Y'all know where I'm going with this.
The Washington Commanders Marching Band, the oldest marching band in professional football, last took the field in totality during the 2019 season, the last season the team competed under its previous name. 2020, was, well, 2020, and in addition to pandemic restrictions altering crowd attendance, the band pared down to just the drumline for that season. The drumline remained during the 2021 season amid the rebrand, but the full band is slated to return to the field for the 2022 season.
But what will they look like? The band updated their uniforms more than a decade ago, forgoing headdresses and other faux-Native American imagery for uniforms more readily recognized as "traditional" marching band uniforms. What will the next update bring? Will the new name evoke military imagery? Would a program so steeped in tradition go the route of some of the more modern designs found in DCI and high school marching bands?
We also haven't yet learned what is to become of the fight song, also among the oldest in the NFL. Hail to the Redskins was both fight song and rallying cry, and no doubt the Washington football faithful auditioned team names within the cadence as the front office mulled potential name changes. Assuming the tune doesn't change, most notice immediately that the new name simply doesn't fit. The Commanders could insert a two syllable rallying cry: Something like "Let's go, Commanders" would fit, however generic it may be. The current fight song lyrics are such that relatively little change is required. With an update to the opening line and "Braves on the warpath," the rest of the song can be used unaltered.
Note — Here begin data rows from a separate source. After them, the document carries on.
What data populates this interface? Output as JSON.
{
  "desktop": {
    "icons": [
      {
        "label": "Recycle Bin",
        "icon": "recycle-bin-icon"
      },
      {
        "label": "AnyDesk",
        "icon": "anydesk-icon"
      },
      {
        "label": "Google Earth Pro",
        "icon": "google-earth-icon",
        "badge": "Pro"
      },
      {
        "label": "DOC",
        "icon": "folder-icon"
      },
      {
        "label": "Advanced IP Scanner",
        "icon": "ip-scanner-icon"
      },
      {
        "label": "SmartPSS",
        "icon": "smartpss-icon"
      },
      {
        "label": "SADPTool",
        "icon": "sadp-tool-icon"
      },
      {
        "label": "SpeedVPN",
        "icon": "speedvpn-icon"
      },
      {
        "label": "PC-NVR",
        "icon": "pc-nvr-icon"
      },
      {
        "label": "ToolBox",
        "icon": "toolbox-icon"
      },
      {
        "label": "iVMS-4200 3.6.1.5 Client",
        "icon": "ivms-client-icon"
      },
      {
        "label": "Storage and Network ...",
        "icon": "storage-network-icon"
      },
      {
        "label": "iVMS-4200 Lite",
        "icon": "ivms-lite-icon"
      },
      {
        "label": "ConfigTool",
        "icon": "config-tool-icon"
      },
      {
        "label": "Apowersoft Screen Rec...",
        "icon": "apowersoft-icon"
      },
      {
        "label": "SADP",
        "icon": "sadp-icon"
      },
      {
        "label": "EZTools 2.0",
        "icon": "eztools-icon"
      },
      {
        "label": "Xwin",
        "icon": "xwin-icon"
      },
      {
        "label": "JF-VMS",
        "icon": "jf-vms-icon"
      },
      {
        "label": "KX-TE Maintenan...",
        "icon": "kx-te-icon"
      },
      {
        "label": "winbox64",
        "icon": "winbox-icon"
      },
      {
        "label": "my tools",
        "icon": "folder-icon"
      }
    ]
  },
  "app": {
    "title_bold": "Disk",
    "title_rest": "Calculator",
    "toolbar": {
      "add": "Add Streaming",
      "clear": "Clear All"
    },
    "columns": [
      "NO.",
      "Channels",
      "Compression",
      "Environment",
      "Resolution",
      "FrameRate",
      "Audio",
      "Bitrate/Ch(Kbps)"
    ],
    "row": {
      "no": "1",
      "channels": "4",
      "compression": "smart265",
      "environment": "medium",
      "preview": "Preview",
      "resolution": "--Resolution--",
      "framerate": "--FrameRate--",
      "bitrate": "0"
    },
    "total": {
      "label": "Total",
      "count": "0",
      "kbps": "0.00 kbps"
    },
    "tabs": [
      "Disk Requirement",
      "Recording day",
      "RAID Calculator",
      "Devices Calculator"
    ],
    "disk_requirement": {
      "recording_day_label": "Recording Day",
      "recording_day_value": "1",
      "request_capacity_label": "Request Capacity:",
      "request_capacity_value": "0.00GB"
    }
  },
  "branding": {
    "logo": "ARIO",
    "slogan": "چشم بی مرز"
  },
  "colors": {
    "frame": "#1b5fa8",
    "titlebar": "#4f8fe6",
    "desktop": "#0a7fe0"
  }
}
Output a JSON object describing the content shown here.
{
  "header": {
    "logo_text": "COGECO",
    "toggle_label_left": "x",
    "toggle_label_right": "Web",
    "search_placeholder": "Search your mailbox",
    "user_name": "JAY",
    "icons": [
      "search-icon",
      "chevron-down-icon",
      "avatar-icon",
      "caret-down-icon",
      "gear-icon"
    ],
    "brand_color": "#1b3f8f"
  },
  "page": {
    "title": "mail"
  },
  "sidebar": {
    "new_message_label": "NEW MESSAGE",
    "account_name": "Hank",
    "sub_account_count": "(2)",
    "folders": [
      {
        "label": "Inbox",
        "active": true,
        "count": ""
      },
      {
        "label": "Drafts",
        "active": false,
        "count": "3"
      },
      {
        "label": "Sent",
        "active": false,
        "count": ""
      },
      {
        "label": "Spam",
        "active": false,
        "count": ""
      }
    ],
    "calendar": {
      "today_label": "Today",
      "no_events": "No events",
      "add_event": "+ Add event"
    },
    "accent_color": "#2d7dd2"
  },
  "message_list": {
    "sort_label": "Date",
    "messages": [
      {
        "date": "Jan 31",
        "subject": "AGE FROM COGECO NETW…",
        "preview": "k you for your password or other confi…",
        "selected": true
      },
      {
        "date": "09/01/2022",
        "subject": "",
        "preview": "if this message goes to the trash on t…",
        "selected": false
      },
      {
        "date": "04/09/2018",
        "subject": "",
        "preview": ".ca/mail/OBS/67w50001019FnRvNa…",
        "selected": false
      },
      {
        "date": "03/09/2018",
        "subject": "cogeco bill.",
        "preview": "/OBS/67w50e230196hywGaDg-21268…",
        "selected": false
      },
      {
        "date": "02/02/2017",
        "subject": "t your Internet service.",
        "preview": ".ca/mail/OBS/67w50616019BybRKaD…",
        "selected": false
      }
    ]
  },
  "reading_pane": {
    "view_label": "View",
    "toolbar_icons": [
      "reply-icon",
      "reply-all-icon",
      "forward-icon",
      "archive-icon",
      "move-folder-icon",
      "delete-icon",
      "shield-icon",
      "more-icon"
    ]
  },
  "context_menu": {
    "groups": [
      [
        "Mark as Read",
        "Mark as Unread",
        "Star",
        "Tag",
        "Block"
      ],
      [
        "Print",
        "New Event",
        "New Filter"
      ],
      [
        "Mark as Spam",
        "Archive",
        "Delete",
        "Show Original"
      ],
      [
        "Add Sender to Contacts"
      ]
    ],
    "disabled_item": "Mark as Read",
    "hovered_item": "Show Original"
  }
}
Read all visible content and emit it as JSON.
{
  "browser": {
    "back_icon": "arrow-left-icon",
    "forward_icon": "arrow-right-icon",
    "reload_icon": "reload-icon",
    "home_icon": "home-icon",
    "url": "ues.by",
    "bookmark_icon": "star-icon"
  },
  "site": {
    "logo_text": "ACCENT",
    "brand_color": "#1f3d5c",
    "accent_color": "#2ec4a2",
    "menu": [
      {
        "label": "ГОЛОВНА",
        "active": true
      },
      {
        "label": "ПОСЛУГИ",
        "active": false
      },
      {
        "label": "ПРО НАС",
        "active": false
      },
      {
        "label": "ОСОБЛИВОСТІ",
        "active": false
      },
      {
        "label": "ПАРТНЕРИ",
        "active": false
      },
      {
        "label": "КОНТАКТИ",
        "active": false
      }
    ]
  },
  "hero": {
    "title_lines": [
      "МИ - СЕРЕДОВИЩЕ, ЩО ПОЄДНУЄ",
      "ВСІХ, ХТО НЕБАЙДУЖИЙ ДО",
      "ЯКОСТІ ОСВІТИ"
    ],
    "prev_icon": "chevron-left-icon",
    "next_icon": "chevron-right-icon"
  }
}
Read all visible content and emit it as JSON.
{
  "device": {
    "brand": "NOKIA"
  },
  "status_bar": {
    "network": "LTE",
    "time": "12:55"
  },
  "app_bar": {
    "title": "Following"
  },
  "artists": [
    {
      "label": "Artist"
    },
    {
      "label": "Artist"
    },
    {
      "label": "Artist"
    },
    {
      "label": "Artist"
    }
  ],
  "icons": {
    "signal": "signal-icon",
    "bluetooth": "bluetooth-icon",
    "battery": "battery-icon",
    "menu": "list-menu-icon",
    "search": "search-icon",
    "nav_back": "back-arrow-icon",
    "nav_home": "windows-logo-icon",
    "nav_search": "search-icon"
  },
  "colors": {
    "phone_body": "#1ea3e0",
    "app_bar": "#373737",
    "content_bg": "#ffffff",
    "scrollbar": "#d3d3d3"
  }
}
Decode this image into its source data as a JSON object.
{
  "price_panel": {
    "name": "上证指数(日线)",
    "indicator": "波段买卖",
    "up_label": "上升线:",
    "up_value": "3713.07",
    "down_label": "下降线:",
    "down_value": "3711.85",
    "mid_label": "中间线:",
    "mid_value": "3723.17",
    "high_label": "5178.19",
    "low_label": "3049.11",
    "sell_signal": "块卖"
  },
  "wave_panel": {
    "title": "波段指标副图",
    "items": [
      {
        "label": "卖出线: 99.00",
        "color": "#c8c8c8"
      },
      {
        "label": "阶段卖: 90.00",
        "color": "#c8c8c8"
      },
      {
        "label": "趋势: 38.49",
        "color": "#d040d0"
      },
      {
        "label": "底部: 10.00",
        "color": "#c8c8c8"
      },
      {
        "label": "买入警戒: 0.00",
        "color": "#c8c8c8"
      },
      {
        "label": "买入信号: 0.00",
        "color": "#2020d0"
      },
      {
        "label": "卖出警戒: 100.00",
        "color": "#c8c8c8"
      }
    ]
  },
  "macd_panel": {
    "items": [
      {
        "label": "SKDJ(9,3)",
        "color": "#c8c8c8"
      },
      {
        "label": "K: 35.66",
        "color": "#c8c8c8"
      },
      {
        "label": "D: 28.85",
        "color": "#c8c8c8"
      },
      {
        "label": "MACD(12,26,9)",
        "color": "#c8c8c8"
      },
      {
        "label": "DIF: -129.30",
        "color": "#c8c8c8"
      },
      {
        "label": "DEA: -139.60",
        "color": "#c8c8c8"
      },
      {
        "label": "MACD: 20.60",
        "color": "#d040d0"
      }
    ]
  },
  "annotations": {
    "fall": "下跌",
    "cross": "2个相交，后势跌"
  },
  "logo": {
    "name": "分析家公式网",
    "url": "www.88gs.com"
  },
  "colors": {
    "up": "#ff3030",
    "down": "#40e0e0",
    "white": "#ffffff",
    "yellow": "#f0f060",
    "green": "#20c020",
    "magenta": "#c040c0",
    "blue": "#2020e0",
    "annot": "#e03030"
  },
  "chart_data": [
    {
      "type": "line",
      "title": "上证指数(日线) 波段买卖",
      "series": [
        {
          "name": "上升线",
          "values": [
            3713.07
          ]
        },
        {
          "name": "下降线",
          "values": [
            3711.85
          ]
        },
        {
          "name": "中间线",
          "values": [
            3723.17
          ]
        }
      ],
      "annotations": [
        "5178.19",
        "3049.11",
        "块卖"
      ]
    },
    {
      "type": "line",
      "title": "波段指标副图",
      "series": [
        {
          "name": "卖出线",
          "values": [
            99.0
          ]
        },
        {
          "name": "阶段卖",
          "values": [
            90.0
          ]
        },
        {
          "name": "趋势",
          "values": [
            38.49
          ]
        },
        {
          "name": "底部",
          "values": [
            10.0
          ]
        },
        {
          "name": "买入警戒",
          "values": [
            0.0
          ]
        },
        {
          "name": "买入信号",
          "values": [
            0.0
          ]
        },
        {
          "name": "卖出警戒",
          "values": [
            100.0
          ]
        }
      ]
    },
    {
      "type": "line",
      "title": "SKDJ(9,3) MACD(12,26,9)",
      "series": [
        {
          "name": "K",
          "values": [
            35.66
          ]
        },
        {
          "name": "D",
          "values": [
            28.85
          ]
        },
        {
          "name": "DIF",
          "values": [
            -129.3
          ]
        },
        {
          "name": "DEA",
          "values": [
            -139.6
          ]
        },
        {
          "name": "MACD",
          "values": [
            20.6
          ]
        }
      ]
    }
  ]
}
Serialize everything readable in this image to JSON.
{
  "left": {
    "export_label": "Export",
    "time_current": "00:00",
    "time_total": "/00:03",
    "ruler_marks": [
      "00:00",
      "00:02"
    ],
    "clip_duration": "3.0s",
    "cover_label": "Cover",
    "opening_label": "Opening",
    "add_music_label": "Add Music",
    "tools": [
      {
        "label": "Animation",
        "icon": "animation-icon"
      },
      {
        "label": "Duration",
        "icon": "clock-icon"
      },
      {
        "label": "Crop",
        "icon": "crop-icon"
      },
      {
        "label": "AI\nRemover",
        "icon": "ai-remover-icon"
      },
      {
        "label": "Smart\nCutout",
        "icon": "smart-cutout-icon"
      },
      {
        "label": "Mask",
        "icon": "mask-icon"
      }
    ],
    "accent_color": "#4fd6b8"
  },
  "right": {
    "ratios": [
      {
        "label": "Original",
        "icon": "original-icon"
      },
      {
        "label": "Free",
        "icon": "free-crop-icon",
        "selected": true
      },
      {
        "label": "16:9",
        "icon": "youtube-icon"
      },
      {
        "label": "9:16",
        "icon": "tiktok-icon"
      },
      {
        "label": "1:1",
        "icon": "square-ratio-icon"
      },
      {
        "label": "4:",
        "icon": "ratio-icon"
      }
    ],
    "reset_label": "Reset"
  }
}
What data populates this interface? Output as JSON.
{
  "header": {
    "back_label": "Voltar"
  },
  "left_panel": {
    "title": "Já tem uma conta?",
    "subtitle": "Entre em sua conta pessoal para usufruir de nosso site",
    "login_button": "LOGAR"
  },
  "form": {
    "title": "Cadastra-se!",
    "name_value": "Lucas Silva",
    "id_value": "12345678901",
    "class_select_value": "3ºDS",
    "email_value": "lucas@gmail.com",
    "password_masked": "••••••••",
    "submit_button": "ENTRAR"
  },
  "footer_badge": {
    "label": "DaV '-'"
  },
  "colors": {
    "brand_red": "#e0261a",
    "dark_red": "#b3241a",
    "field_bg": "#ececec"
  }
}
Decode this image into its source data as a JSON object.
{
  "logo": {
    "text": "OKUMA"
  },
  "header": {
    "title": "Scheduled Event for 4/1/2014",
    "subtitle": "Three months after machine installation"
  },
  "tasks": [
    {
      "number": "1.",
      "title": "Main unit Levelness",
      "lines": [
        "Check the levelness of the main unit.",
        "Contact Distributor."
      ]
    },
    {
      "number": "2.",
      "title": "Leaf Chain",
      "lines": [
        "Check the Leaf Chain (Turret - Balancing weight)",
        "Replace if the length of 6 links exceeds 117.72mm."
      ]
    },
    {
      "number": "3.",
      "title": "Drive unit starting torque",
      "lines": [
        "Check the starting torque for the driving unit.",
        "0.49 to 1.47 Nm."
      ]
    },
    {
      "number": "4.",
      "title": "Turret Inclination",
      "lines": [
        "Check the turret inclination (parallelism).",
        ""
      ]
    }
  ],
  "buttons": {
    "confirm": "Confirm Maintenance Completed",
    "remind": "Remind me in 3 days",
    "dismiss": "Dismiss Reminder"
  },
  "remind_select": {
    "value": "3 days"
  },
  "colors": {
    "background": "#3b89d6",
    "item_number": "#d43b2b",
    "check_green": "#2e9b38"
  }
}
If they're willing to take their cues from a fan of a division rival, I've arrived at my suggestion: Drive On, Commanders. "Drive," as both a noun and verb, is already featured in any number of football fight songs, but that particular construction would be unique to the new team identity. It also acronyms to DC, at least as well as the District [of] Columbia does.